Twitter Demographics

The data shown below were collected from the profiles of 80 tweeters who shared this research output. Click here to find out more about how the information was compiled.

Mendeley readers

The data shown below were compiled from readership statistics for 260 Mendeley readers of this research output. Click here to see the associated Mendeley record.

Geographical breakdown

Country Count As %
United States 4 2%
Canada 2 <1%
Denmark 1 <1%
Mexico 1 <1%
France 1 <1%
Japan 1 <1%
Switzerland 1 <1%
Belgium 1 <1%
Germany 1 <1%
Other 0 0%
Unknown 247 95%

Demographic breakdown

Readers by professional status Count As %
Student > Ph. D. Student 75 29%
Researcher 63 24%
Student > Master 27 10%
Unspecified 25 10%
Professor 18 7%
Other 52 20%
Readers by discipline Count As %
Agricultural and Biological Sciences 85 33%
Environmental Science 82 32%
Unspecified 42 16%
Earth and Planetary Sciences 35 13%
Engineering 4 2%
Other 12 5%

Attention Score in Context

This research output has an Altmetric Attention Score of 134. This is our high-level measure of the quality and quantity of online attention that it has received.
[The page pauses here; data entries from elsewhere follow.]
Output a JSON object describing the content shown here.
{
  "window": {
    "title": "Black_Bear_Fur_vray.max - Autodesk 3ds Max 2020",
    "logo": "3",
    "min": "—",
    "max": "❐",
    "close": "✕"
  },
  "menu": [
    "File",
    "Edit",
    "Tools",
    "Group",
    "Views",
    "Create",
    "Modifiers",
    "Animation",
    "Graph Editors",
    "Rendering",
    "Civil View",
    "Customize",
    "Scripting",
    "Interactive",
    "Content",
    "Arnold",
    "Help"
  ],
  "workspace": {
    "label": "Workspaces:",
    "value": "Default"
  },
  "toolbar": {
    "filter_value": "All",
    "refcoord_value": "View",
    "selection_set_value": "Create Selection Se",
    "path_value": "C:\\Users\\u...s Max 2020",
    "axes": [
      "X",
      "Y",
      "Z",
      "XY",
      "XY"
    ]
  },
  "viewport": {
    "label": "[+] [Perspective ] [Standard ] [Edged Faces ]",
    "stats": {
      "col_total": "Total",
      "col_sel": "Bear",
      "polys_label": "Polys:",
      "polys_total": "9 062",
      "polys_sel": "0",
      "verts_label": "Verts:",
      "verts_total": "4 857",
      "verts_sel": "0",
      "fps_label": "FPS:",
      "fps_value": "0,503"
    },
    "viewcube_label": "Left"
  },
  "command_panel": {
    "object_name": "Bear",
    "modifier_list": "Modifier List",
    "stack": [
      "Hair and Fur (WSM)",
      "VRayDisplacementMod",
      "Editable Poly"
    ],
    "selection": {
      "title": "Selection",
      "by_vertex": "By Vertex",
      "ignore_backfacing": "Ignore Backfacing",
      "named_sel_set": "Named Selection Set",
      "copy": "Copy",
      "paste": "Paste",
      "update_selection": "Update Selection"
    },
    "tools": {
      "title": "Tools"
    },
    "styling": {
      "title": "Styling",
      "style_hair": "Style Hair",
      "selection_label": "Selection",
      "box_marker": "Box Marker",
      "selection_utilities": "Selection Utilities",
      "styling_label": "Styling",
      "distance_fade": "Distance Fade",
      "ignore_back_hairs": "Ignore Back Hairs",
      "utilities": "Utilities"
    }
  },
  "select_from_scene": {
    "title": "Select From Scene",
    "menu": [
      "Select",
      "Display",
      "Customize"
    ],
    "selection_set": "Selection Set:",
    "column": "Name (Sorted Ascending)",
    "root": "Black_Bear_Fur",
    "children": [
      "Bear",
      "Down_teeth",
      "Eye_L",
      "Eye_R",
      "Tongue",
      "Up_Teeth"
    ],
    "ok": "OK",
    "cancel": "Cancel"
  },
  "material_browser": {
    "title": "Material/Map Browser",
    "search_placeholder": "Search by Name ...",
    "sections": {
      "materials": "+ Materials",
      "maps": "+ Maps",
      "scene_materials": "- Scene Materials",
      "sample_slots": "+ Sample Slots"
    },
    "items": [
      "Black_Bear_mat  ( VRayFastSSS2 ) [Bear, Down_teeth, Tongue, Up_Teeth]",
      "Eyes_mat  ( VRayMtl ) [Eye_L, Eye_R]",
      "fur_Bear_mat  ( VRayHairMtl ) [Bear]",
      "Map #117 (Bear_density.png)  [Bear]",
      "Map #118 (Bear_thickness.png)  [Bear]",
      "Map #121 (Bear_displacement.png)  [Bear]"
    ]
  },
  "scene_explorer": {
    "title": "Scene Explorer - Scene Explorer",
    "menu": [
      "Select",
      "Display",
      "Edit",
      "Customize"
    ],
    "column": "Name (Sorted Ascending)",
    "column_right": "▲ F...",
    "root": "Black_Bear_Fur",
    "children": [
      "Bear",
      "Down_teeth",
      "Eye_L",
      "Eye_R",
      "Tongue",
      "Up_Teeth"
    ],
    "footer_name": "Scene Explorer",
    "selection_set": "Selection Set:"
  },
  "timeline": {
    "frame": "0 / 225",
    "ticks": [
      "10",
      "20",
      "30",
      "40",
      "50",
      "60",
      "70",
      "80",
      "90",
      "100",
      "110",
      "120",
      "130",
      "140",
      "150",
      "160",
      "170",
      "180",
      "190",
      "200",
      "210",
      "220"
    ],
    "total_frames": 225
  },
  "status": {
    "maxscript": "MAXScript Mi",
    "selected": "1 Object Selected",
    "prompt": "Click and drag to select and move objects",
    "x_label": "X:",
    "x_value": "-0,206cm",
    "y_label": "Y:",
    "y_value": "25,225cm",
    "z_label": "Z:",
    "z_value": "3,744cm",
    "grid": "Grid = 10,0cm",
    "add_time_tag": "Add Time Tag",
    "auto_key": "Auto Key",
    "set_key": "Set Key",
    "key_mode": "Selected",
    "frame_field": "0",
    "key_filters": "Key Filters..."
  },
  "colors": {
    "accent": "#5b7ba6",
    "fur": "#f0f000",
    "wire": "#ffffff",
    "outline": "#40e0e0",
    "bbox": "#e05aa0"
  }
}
This Attention Score, as well as the ranking and number of research outputs shown below, was calculated when the research output was last mentioned on 14 August 2017.
All research outputs
#103,285
of 12,979,723 outputs
Outputs from Proceedings of the National Academy of Sciences of the United States of America
#2,479
of 79,112 outputs
Outputs of similar age
#5,099
of 282,184 outputs
Outputs of similar age from Proceedings of the National Academy of Sciences of the United States of America
#91
of 1,010 outputs
Altmetric has tracked 12,979,723 research outputs across all sources so far. Compared to these this one has done particularly well and is in the 99th percentile: it's in the top 5% of all research outputs ever tracked by Altmetric.
So far Altmetric has tracked 79,112 research outputs from this source. They typically receive a lot more attention than average, with a mean Attention Score of 23.2. This one has done particularly well, scoring higher than 96% of its peers.
Older research outputs will score higher simply because they've had more time to accumulate mentions. To account for age we can compare this Altmetric Attention Score to the 282,184 tracked outputs that were published within six weeks on either side of this one in any source. This one has done particularly well, scoring higher than 98% of its contemporaries.
We're also able to compare this research output to 1,010 others from the same source and published within six weeks on either side of this one. This one has done particularly well, scoring higher than 90% of its contemporaries.